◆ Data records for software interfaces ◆
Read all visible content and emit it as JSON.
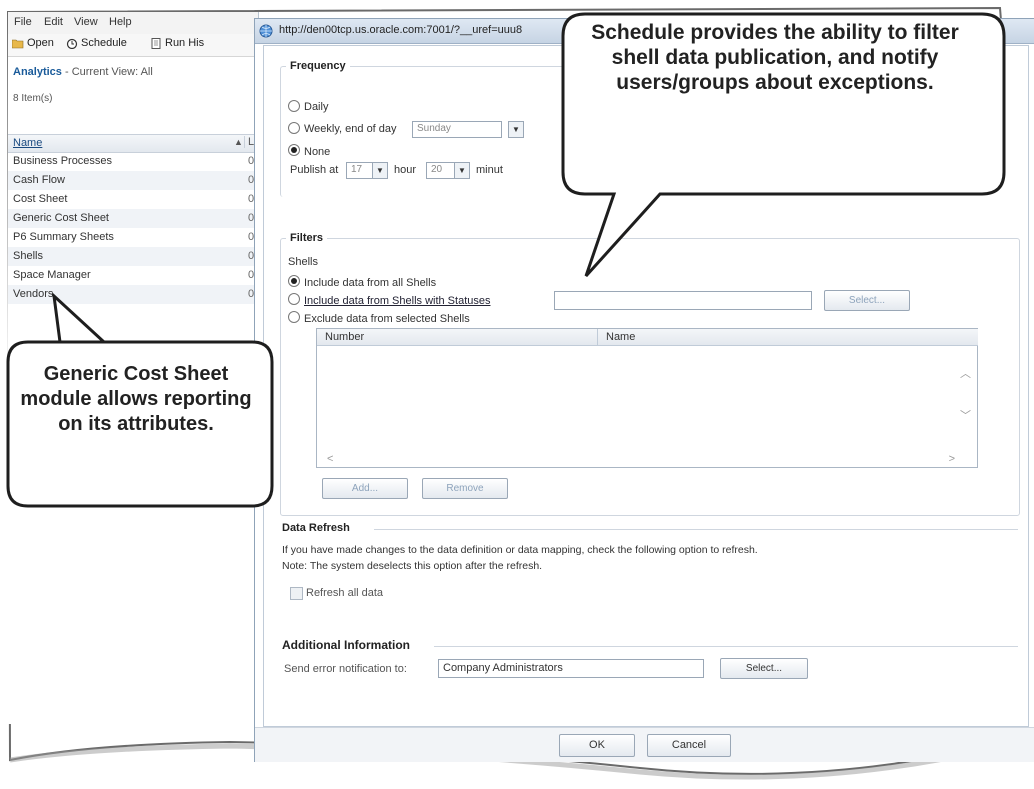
{
  "left_app": {
    "menu": [
      "File",
      "Edit",
      "View",
      "Help"
    ],
    "toolbar": {
      "open": "Open",
      "schedule": "Schedule",
      "run": "Run His"
    },
    "breadcrumb": {
      "module": "Analytics",
      "view": " - Current View:  All"
    },
    "item_count": "8  Item(s)",
    "grid": {
      "header_name": "Name",
      "header_sort": "▲",
      "header_col2": "L",
      "rows": [
        {
          "name": "Business Processes",
          "c2": "0"
        },
        {
          "name": "Cash Flow",
          "c2": "0"
        },
        {
          "name": "Cost Sheet",
          "c2": "0"
        },
        {
          "name": "Generic Cost Sheet",
          "c2": "0"
        },
        {
          "name": "P6 Summary Sheets",
          "c2": "0"
        },
        {
          "name": "Shells",
          "c2": "0"
        },
        {
          "name": "Space Manager",
          "c2": "0"
        },
        {
          "name": "Vendors",
          "c2": "0"
        }
      ]
    }
  },
  "dialog": {
    "url": "http://den00tcp.us.oracle.com:7001/?__uref=uuu8",
    "frequency": {
      "title": "Frequency",
      "daily": "Daily",
      "weekly": "Weekly,  end of day",
      "weekly_day": "Sunday",
      "none": "None",
      "publish_at": "Publish at",
      "hour_value": "17",
      "hour_label": "hour",
      "minute_value": "20",
      "minute_label": "minut"
    },
    "filters": {
      "title": "Filters",
      "shells_label": "Shells",
      "opt_all": "Include data from all Shells",
      "opt_status": "Include data from Shells with Statuses",
      "opt_exclude": "Exclude data from selected Shells",
      "select_button": "Select...",
      "table_headers": [
        "Number",
        "Name"
      ],
      "add_button": "Add...",
      "remove_button": "Remove"
    },
    "refresh": {
      "title": "Data Refresh",
      "text1": "If you have made changes to the data definition or data mapping, check the following option to refresh.",
      "text2": "Note: The system deselects this option after the refresh.",
      "checkbox_label": "Refresh  all data"
    },
    "additional": {
      "title": "Additional  Information",
      "label": "Send error notification to:",
      "value": "Company Administrators",
      "select_button": "Select..."
    },
    "ok": "OK",
    "cancel": "Cancel"
  },
  "callouts": {
    "schedule": "Schedule provides the ability to filter shell data publication, and notify users/groups about exceptions.",
    "generic": "Generic Cost Sheet module allows reporting on its attributes."
  }
}
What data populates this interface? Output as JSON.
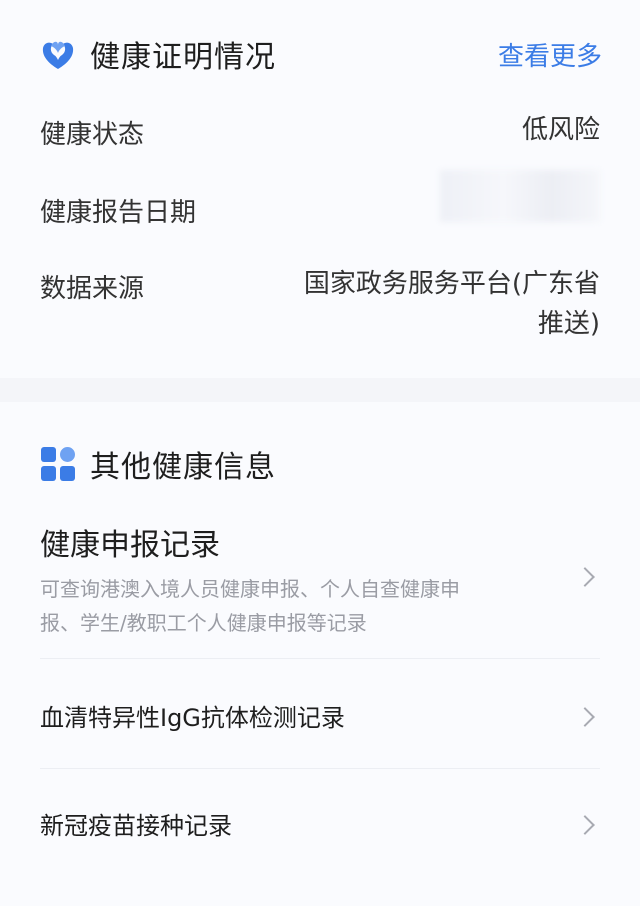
{
  "health_card": {
    "title": "健康证明情况",
    "more_label": "查看更多",
    "icon": "heart-leaf-icon",
    "rows": [
      {
        "label": "健康状态",
        "value": "低风险"
      },
      {
        "label": "健康报告日期",
        "value": ""
      },
      {
        "label": "数据来源",
        "value_line1": "国家政务服务平台(广东省",
        "value_line2": "推送)"
      }
    ]
  },
  "other_info": {
    "title": "其他健康信息",
    "icon": "grid-blocks-icon",
    "items": [
      {
        "title": "健康申报记录",
        "desc_line1": "可查询港澳入境人员健康申报、个人自查健康申",
        "desc_line2": "报、学生/教职工个人健康申报等记录"
      },
      {
        "title": "血清特异性IgG抗体检测记录"
      },
      {
        "title": "新冠疫苗接种记录"
      }
    ]
  },
  "colors": {
    "accent": "#3b7ce6",
    "page_bg": "#f4f5f9",
    "card_bg": "#fafbfe"
  }
}
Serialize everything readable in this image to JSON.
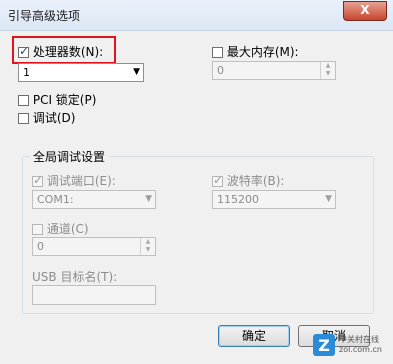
{
  "window": {
    "title": "引导高级选项",
    "close_label": "X"
  },
  "processor_count": {
    "label": "处理器数(N):",
    "checked": true,
    "value": "1"
  },
  "max_memory": {
    "label": "最大内存(M):",
    "checked": false,
    "value": "0"
  },
  "pci_lock": {
    "label": "PCI 锁定(P)",
    "checked": false
  },
  "debug": {
    "label": "调试(D)",
    "checked": false
  },
  "global_debug": {
    "title": "全局调试设置",
    "debug_port": {
      "label": "调试端口(E):",
      "checked": true,
      "value": "COM1:"
    },
    "baud_rate": {
      "label": "波特率(B):",
      "checked": true,
      "value": "115200"
    },
    "channel": {
      "label": "通道(C)",
      "checked": false,
      "value": "0"
    },
    "usb_target": {
      "label": "USB 目标名(T):",
      "value": ""
    }
  },
  "buttons": {
    "ok": "确定",
    "cancel": "取消"
  },
  "watermark": {
    "line1": "中关村在线",
    "line2": "zol.com.cn"
  },
  "colors": {
    "highlight": "#e0121b",
    "accent": "#3c7fb1"
  }
}
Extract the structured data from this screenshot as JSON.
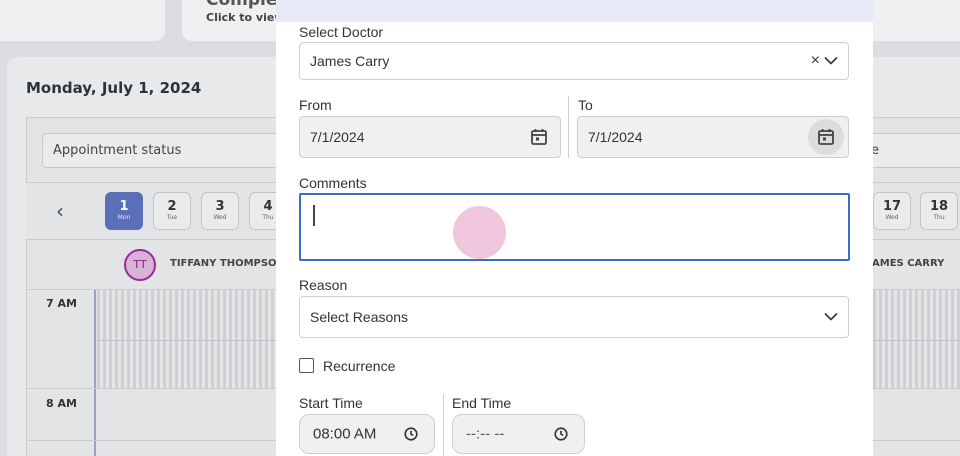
{
  "background": {
    "cards": [
      {
        "title": "Comple",
        "subtitle": "Click to view"
      }
    ],
    "calendar": {
      "date_heading": "Monday, July 1, 2024",
      "appointment_status_placeholder": "Appointment status",
      "right_filter_fragment": "e",
      "prev_icon": "‹",
      "days": [
        {
          "num": "1",
          "weekday": "Mon"
        },
        {
          "num": "2",
          "weekday": "Tue"
        },
        {
          "num": "3",
          "weekday": "Wed"
        },
        {
          "num": "4",
          "weekday": "Thu"
        },
        {
          "num": "17",
          "weekday": "Wed"
        },
        {
          "num": "18",
          "weekday": "Thu"
        }
      ],
      "doctors": [
        {
          "initials": "TT",
          "name": "TIFFANY THOMPSO"
        },
        {
          "name": "AMES CARRY"
        }
      ],
      "times": [
        "7 AM",
        "8 AM"
      ]
    }
  },
  "modal": {
    "select_doctor": {
      "label": "Select Doctor",
      "value": "James Carry",
      "clear_icon": "×"
    },
    "from": {
      "label": "From",
      "value": "7/1/2024"
    },
    "to": {
      "label": "To",
      "value": "7/1/2024"
    },
    "comments": {
      "label": "Comments",
      "value": ""
    },
    "reason": {
      "label": "Reason",
      "placeholder": "Select Reasons"
    },
    "recurrence": {
      "label": "Recurrence",
      "checked": false
    },
    "start_time": {
      "label": "Start Time",
      "value": "08:00 AM"
    },
    "end_time": {
      "label": "End Time",
      "value": "--:-- --"
    }
  },
  "colors": {
    "accent": "#3c6cc8",
    "active_day": "#5b6fb8",
    "avatar": "#9b2a9b"
  }
}
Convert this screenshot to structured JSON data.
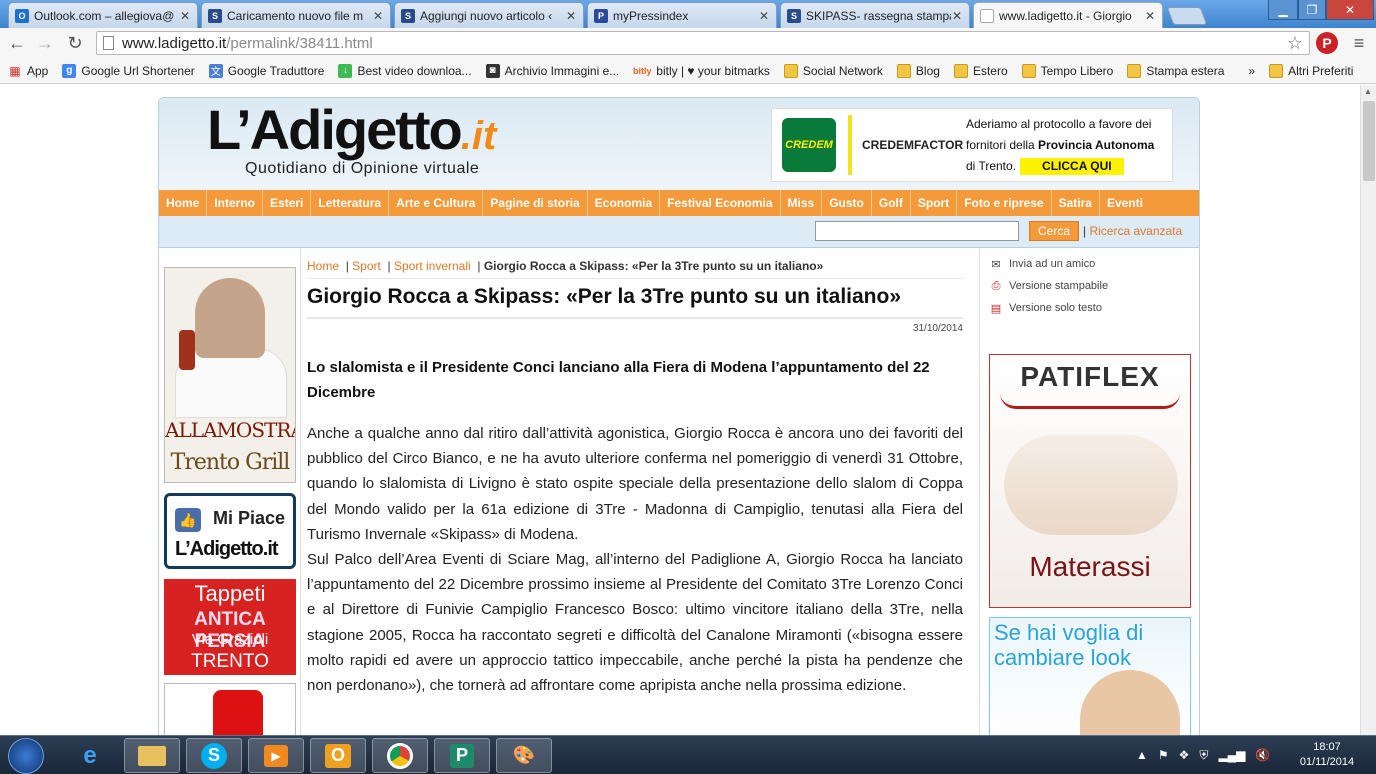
{
  "browser": {
    "tabs": [
      {
        "label": "Outlook.com – allegiova@",
        "icon": "outlook-icon",
        "color": "#1e6fd0"
      },
      {
        "label": "Caricamento nuovo file m",
        "icon": "ski-icon",
        "color": "#2a4a8a"
      },
      {
        "label": "Aggiungi nuovo articolo ‹",
        "icon": "ski-icon",
        "color": "#2a4a8a"
      },
      {
        "label": "myPressindex",
        "icon": "pi-icon",
        "color": "#2c4a9a"
      },
      {
        "label": "SKIPASS- rassegna stampa",
        "icon": "ski-icon",
        "color": "#2a4a8a"
      },
      {
        "label": "www.ladigetto.it - Giorgio",
        "icon": "page-icon",
        "color": "#cccccc"
      }
    ],
    "address": {
      "domain": "www.ladigetto.it",
      "path": "/permalink/38411.html"
    },
    "bookmarks": [
      {
        "label": "App",
        "icon": "apps-icon"
      },
      {
        "label": "Google Url Shortener",
        "icon": "google-icon"
      },
      {
        "label": "Google Traduttore",
        "icon": "translate-icon"
      },
      {
        "label": "Best video downloa...",
        "icon": "download-icon"
      },
      {
        "label": "Archivio Immagini e...",
        "icon": "camera-icon"
      },
      {
        "label": "bitly | ♥ your bitmarks",
        "icon": "bitly-icon"
      },
      {
        "label": "Social Network",
        "icon": "folder-icon"
      },
      {
        "label": "Blog",
        "icon": "folder-icon"
      },
      {
        "label": "Estero",
        "icon": "folder-icon"
      },
      {
        "label": "Tempo Libero",
        "icon": "folder-icon"
      },
      {
        "label": "Stampa estera",
        "icon": "folder-icon"
      }
    ],
    "bookmarks_more": "»",
    "bookmarks_other": "Altri Preferiti"
  },
  "site": {
    "logo_main": "L’Adigetto",
    "logo_tld": ".it",
    "logo_sub": "Quotidiano di Opinione virtuale",
    "banner": {
      "mark": "CREDEM",
      "factor": "CREDEMFACTOR",
      "line1": "Aderiamo al protocollo a favore dei",
      "line2a": "fornitori della ",
      "line2b": "Provincia Autonoma",
      "line3": "di Trento.",
      "cta": "CLICCA QUI"
    },
    "menu": [
      "Home",
      "Interno",
      "Esteri",
      "Letteratura",
      "Arte e Cultura",
      "Pagine di storia",
      "Economia",
      "Festival Economia",
      "Miss",
      "Gusto",
      "Golf",
      "Sport",
      "Foto e riprese",
      "Satira",
      "Eventi"
    ],
    "search_button": "Cerca",
    "search_sep": "|",
    "advanced_search": "Ricerca avanzata"
  },
  "ads_left": {
    "grill_t1": "ALLAMOSTRA",
    "grill_t2": "Trento Grill",
    "mipiace_l1": "Mi Piace",
    "mipiace_l2": "L’Adigetto.it",
    "tappeti_a": "Tappeti",
    "tappeti_b": "ANTICA PERSIA",
    "tappeti_c": "Via Grazioli",
    "tappeti_d": "TRENTO"
  },
  "article": {
    "breadcrumb": [
      {
        "label": "Home"
      },
      {
        "label": "Sport"
      },
      {
        "label": "Sport invernali"
      }
    ],
    "breadcrumb_sep": "|",
    "breadcrumb_current": "Giorgio Rocca a Skipass: «Per la 3Tre punto su un italiano»",
    "title": "Giorgio Rocca a Skipass: «Per la 3Tre punto su un italiano»",
    "date": "31/10/2014",
    "lead": "Lo slalomista e il Presidente Conci lanciano alla Fiera di Modena l’appuntamento del 22 Dicembre",
    "p1": "Anche a qualche anno dal ritiro dall’attività agonistica, Giorgio Rocca è ancora uno dei favoriti del pubblico del Circo Bianco, e ne ha avuto ulteriore conferma nel pomeriggio di venerdì 31 Ottobre, quando lo slalomista di Livigno è stato ospite speciale della presentazione dello slalom di Coppa del Mondo valido per la 61a edizione di 3Tre - Madonna di Campiglio, tenutasi alla Fiera del Turismo Invernale «Skipass» di Modena.",
    "p2": "Sul Palco dell’Area Eventi di Sciare Mag, all’interno del Padiglione A, Giorgio Rocca ha lanciato l’appuntamento del 22 Dicembre prossimo insieme al Presidente del Comitato 3Tre Lorenzo Conci e al Direttore di Funivie Campiglio Francesco Bosco: ultimo vincitore italiano della 3Tre, nella stagione 2005, Rocca ha raccontato segreti e difficoltà del Canalone Miramonti («bisogna essere molto rapidi ed avere un approccio tattico impeccabile, anche perché la pista ha pendenze che non perdonano»), che tornerà ad affrontare come apripista anche nella prossima edizione."
  },
  "tools": [
    {
      "label": "Invia ad un amico",
      "icon": "envelope-icon"
    },
    {
      "label": "Versione stampabile",
      "icon": "printer-icon"
    },
    {
      "label": "Versione solo testo",
      "icon": "document-icon"
    }
  ],
  "ads_right": {
    "patiflex_brand": "PATIFLEX",
    "patiflex_product": "Materassi",
    "look_text": "Se hai voglia di cambiare look"
  },
  "taskbar": {
    "time": "18:07",
    "date": "01/11/2014"
  },
  "colors": {
    "accent": "#f49a3b",
    "link": "#e0782a",
    "header_bg": "#dbe9f3"
  }
}
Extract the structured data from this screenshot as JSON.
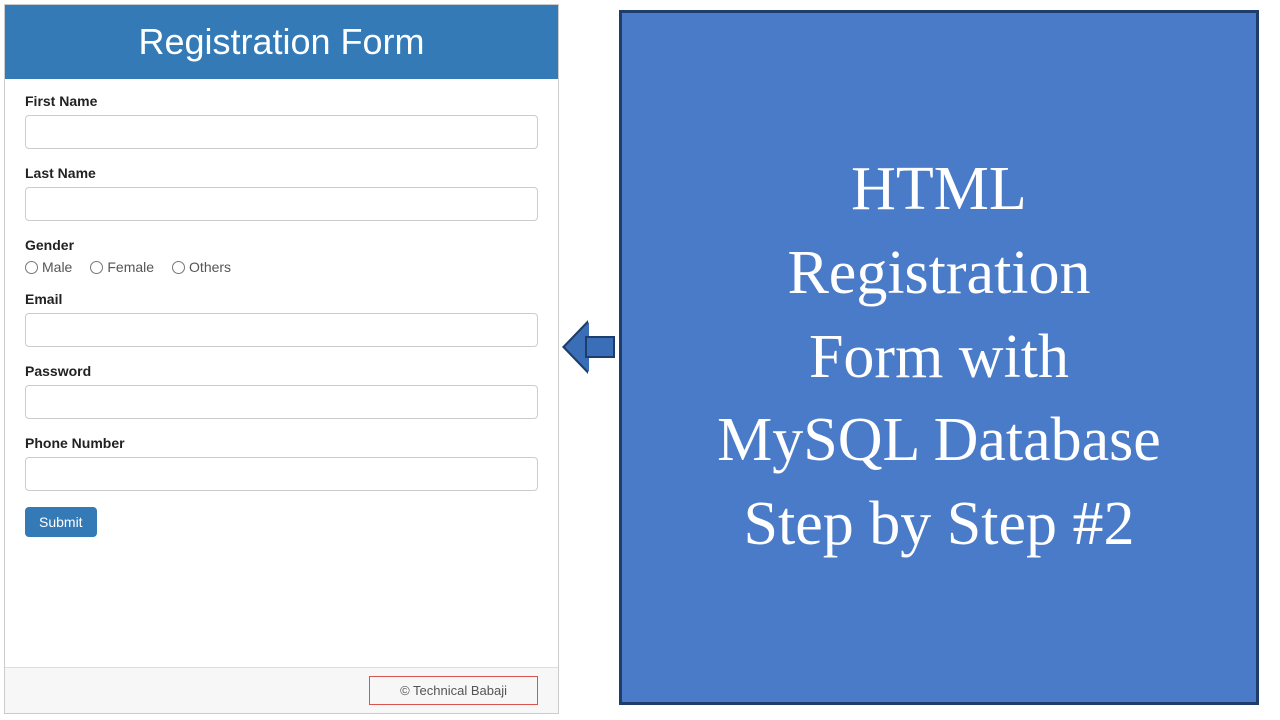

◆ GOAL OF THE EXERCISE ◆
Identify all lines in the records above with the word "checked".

◆ REPLY TO THE EXERCISE ◆
    "checked": true,
    "checked": false,
    "checked": false
    "checked": false
      "checked": true,
      "checked": true,
      "checked": false,
      "checked": false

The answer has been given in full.